|DOI / URL
||Phosphine gas in the upper troposphere
||Glindemann, D.; Edwards, M.; Kuschk, P.;
|Journal / Serie
The gas phosphine (PH3) is a part of an atmospheric link of the phosphorus cycle on earth. Phosphine was reported elsewhere to be found worldwide in remote air samples in the lower troposphere in the low ng/m(3) range during the night, when oxidation is inhibited. But much less phosphine (pg/m(3) range) was found during daylight around noon in this reactive contaminated atmosphere.
Here we found for the first time gaseous phosphine in remote air samples (0.39-2.45 ng/m(3), 16 locations) in the high troposphere above the North-Atlantic in November 1995 during daylight around noontime. The maximum concentration was measured at the highest altitude of 12,500 m. No night measurements could be conducted to compare day and night values.
The finding of the reactive phosphine under the sunlight in the high troposphere far from possible terrestric sources is strange.
A model experiment shows that phosphine could possibly survive the daylight much longer at high altitudes because of a lack of UV-induced oxidants in the clean and dry air. Additional model experiments indicate that phosphine can easier sustain its mobile gaseous state in the atmosphere compared to gases like hydrogen sulfide and ammonia which stick easier to aerosol and are subject to faster washout and return to Earth's surface.
However, the ultimate fate of phosphine is the oxidation to form phosphoric acid as a low pH agent and as possible condensation nuclei for clouds at very high altitudes.
The potent sources and atmospheric chemistry which allow phosphine to accumulate in the upper troposphere are still to be discovered.

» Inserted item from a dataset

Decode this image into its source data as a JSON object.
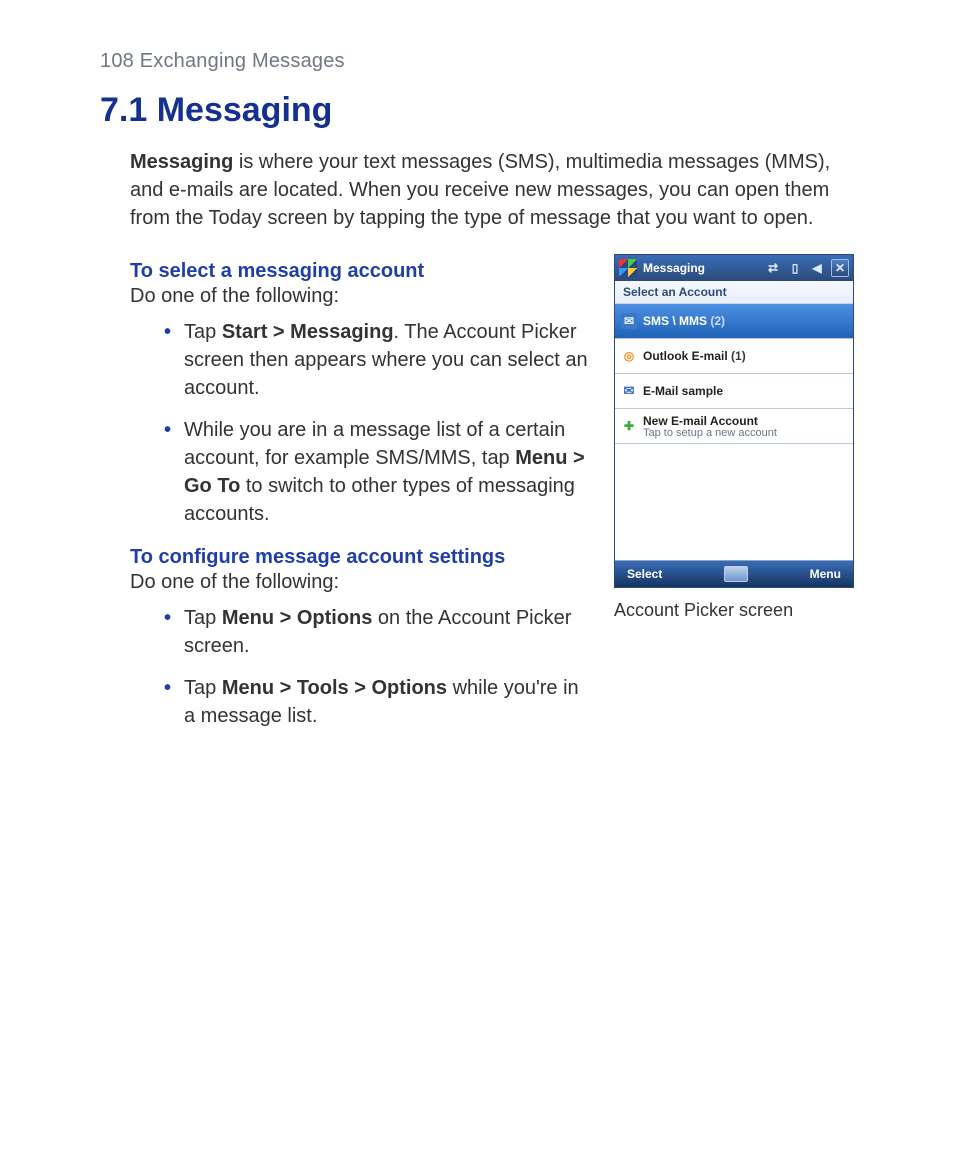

|Glindemann, D., Edwards, M., Kuschk, P. (2003):
Phosphine gas in the upper troposphere
Atmos. Environ. 37 (18), 2429 - 2433